(SUPPLIED RECORDS)
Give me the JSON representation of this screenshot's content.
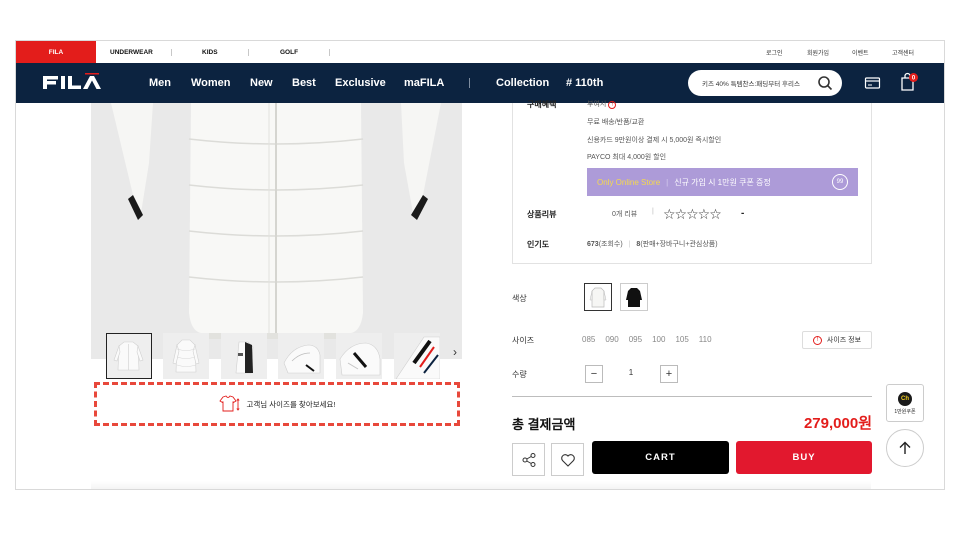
{
  "topbar": {
    "brand_tab": "FILA",
    "tabs": [
      "UNDERWEAR",
      "KIDS",
      "GOLF"
    ],
    "util_links": [
      "로그인",
      "회원가입",
      "이벤트",
      "고객센터"
    ]
  },
  "nav": {
    "logo": "FILA",
    "items": [
      "Men",
      "Women",
      "New",
      "Best",
      "Exclusive",
      "maFILA",
      "Collection",
      "# 110th"
    ],
    "search_value": "키즈 40% 특템찬스:패딩부터 후리스",
    "cart_count": "0"
  },
  "size_finder": {
    "label": "고객님 사이즈를 찾아보세요!"
  },
  "info": {
    "benefit_label": "구매혜택",
    "benefit_point": "부여시",
    "benefit_lines": [
      "무료 배송/반품/교환",
      "신용카드 9만원이상 결제 시 5,000원 즉시할인",
      "PAYCO 최대 4,000원 할인"
    ],
    "promo_left": "Only Online Store",
    "promo_right": "신규 가입 시 1만원 쿠폰 증정",
    "review_label": "상품리뷰",
    "review_count": "0개 리뷰",
    "review_score": "-",
    "rating": 0,
    "popularity_label": "인기도",
    "popularity_views": "673",
    "popularity_views_suffix": "(조회수)",
    "popularity_count": "8",
    "popularity_count_suffix": "(판매+장바구니+관심상품)"
  },
  "options": {
    "color_label": "색상",
    "size_label": "사이즈",
    "sizes": [
      "085",
      "090",
      "095",
      "100",
      "105",
      "110"
    ],
    "size_info_button": "사이즈 정보",
    "qty_label": "수량",
    "qty_value": "1",
    "minus": "−",
    "plus": "+"
  },
  "total": {
    "label": "총 결제금액",
    "value": "279,000원"
  },
  "actions": {
    "cart": "CART",
    "buy": "BUY"
  },
  "floating": {
    "coupon_badge": "Ch",
    "coupon_text": "1만원쿠폰"
  },
  "colors": {
    "brand_red": "#e31d1b",
    "navy": "#0c2340",
    "promo_purple": "#ad9bd8",
    "buy_red": "#e2182e"
  }
}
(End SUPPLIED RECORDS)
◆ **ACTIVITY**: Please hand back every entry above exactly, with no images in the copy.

◆ **ANSWER FOR THE TASK**:
Give me the JSON representation of this screenshot's content.
{
  "topbar": {
    "brand_tab": "FILA",
    "tabs": [
      "UNDERWEAR",
      "KIDS",
      "GOLF"
    ],
    "util_links": [
      "로그인",
      "회원가입",
      "이벤트",
      "고객센터"
    ]
  },
  "nav": {
    "logo": "FILA",
    "items": [
      "Men",
      "Women",
      "New",
      "Best",
      "Exclusive",
      "maFILA",
      "Collection",
      "# 110th"
    ],
    "search_value": "키즈 40% 특템찬스:패딩부터 후리스",
    "cart_count": "0"
  },
  "size_finder": {
    "label": "고객님 사이즈를 찾아보세요!"
  },
  "info": {
    "benefit_label": "구매혜택",
    "benefit_point": "부여시",
    "benefit_lines": [
      "무료 배송/반품/교환",
      "신용카드 9만원이상 결제 시 5,000원 즉시할인",
      "PAYCO 최대 4,000원 할인"
    ],
    "promo_left": "Only Online Store",
    "promo_right": "신규 가입 시 1만원 쿠폰 증정",
    "review_label": "상품리뷰",
    "review_count": "0개 리뷰",
    "review_score": "-",
    "rating": 0,
    "popularity_label": "인기도",
    "popularity_views": "673",
    "popularity_views_suffix": "(조회수)",
    "popularity_count": "8",
    "popularity_count_suffix": "(판매+장바구니+관심상품)"
  },
  "options": {
    "color_label": "색상",
    "size_label": "사이즈",
    "sizes": [
      "085",
      "090",
      "095",
      "100",
      "105",
      "110"
    ],
    "size_info_button": "사이즈 정보",
    "qty_label": "수량",
    "qty_value": "1",
    "minus": "−",
    "plus": "+"
  },
  "total": {
    "label": "총 결제금액",
    "value": "279,000원"
  },
  "actions": {
    "cart": "CART",
    "buy": "BUY"
  },
  "floating": {
    "coupon_badge": "Ch",
    "coupon_text": "1만원쿠폰"
  },
  "colors": {
    "brand_red": "#e31d1b",
    "navy": "#0c2340",
    "promo_purple": "#ad9bd8",
    "buy_red": "#e2182e"
  }
}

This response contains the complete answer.